It doesn’t hurt that the M&P is a .22LR. Notoriously easy on the wrists and arm, the .22 barely bucks. Pair that with smooth slide action and the M&P makes for a long, fun day at the range.
Ergonomically speaking, it’s a great fit. That polymer frame I was speaking of molds well into the hand. It also provides a solid point of contact even with sweaty hands. Smith & Wesson understands the plight of southpaws and offers an ambidextrous magazine release and thumb safety for lefties.
I popped some snap caps in the pistol to get in some pre-range practice. The sights, elevation and adjustable windage are phenomenal. They really stand out, making sight alignment a smooth process. A pull of the trigger revealed that I wasn’t too fond of the feel. It’s a bit mushy for my tastes. My shooting buddy, however, loved it soft; proving some things are just a matter of preference.
The M&P does embrace the tactical life with a picatinny rail for laser and light mounting. I also found the mag release to be just perfect for tactical reloading. It’s the right amount of pressure to release.
The suppressor readiness of this M&P22 is this handgun’s bread and butter. Because the threaded barrel is in place straight from the factory, there’s no swapping. Installing a silencer is as simple as removing the thread protector and, in my case, twisting the suppressor onto the threads. When it was time to pack my gun and gear away, I simply unthreaded the silencer from the barrel, replacing it with the thread protector.

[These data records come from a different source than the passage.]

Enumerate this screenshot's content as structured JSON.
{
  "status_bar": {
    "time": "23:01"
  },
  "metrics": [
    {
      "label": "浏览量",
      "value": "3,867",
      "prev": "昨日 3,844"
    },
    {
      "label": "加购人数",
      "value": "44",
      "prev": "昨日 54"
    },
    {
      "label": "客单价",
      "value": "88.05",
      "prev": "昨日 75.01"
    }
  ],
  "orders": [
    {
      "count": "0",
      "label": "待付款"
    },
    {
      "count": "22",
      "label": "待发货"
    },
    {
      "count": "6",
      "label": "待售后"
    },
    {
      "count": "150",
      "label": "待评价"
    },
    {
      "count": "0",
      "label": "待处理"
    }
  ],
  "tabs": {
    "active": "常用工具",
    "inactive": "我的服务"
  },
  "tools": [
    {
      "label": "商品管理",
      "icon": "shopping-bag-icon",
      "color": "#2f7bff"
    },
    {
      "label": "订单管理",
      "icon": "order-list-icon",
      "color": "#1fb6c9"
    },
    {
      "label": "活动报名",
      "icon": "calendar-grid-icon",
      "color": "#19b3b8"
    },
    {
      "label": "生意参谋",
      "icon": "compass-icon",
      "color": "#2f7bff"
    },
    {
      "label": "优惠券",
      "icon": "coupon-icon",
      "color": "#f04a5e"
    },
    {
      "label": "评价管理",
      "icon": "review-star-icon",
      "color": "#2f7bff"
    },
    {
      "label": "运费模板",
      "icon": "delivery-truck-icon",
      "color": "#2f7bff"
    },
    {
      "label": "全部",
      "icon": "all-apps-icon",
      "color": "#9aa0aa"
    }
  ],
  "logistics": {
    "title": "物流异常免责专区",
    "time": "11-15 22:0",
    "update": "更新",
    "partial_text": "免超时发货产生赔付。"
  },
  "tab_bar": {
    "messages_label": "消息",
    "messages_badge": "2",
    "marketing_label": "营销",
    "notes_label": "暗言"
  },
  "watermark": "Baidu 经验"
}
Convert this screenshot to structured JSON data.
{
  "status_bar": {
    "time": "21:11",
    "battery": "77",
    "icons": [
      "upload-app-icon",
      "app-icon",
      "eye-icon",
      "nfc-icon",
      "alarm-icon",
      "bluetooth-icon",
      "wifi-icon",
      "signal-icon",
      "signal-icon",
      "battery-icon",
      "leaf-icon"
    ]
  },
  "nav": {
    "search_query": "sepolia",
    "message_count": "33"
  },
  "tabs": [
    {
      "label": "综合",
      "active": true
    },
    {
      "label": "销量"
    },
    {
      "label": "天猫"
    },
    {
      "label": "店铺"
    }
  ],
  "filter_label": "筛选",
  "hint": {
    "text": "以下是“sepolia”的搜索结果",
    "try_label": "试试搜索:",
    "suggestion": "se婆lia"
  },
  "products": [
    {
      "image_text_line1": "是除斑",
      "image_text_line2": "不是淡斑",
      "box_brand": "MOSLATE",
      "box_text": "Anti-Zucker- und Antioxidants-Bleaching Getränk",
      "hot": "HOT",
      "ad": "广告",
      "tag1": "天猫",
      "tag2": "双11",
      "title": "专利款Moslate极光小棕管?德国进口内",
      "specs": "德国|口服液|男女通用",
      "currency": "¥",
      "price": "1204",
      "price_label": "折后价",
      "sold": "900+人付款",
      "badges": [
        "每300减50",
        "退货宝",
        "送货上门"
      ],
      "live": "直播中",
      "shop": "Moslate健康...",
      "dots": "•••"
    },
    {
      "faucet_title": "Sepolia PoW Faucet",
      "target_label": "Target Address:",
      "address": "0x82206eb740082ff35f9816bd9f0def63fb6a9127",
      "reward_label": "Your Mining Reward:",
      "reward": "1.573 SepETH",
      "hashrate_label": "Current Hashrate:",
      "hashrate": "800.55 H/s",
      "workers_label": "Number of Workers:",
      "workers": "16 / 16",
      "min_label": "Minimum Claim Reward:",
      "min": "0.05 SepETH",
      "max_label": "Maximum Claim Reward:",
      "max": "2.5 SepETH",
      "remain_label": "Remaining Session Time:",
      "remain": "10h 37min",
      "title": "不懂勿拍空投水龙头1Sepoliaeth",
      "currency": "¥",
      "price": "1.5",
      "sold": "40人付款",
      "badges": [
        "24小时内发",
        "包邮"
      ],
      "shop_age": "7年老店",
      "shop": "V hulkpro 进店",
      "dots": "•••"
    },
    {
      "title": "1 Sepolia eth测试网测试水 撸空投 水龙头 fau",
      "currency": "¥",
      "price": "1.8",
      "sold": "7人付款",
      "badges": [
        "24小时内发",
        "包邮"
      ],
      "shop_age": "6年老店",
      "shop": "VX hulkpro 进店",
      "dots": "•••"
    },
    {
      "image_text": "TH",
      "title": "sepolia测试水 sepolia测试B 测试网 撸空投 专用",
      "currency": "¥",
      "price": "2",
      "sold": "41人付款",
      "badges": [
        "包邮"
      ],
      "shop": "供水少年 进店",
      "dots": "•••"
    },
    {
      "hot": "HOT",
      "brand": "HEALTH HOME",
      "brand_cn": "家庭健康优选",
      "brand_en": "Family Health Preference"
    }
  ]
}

On the firearm, the silencer does add some weight to the barrel of the pistol. It’s not enough to throw shots or cause any downward pitching. If anything, the silencer obstructing my sight picture caused more precision problems than anything. I can’t blame the M&P for this one. I have the same problem shooting my Glock 17 suppressed.
As easy as installation of the can is on the M&P, removing the thread adapter to swap out or to take-down the pistol is another story. Smith & Wesson does include a wrench for the thread adapter; but the adapter is on so tight that the wrench is basically useless. I put some serious elbow grease into it and couldn’t budge the adapter an inch. A quick Internet search proved I wasn’t a lightweight and this seems to be a common problem. Smith and Wesson may want to consider providing a better wrench that’s more capable of tackling this task in the future.
Sounding like a BB gun, the M&P handled the Tundra like a champ. Hearing protection should always be used when target shooting; but if you were to forget to pop them on or in it wouldn’t be an issue with the silencer installed.
A silencer on the M&P22 platform would be especially helpful for shooters nervous of big bangs and recoil. The weight of both the gun and silencer make recoil negligible. The bang is converted into a low pop. It’s a win-win.
Aside from the obvious noise reduction, my accuracy was in tact for the most part, though I wasn’t driving shots down the same hole, especially at 15 yards. The sights function well without the can, but are obstructed once the suppressor is attached. My shooting buddy agreed that his view was obstructed and he was forced to walk his shots up to get the group he wanted. It’s a small challenge, but not an insurmountable one. It’s also not unique to the M&P22. I’ve shot my fair share of suppressed weapons and some cans just obstruct the sight picture.
As with any direct thread can, I retightened periodically to prevent wobbling. A wobbly suppressor causes baffle strikes, which not only affects accuracy on the range but can also cause internal damage to the silencer. That adjustment was the only major maintenance needed on the range.
Not to say that I didn’t see a couple of small malfunctions. Within the first 50 rounds, I had two failures to fire. I wasn’t exactly surprised as I was shooting a rimfire and the rounds it failed on were from the cheap box. Rimfires are known for hanging up on budget rounds. Aside from those two incidents, the rest of the day was malfunction free.
On its own the M&P22 Compact is a solid contender in the rimfire ring, but the addition of the threaded barrel adds flavor and life to the design. The M&P22 Compact Suppressor Ready model retails for $409.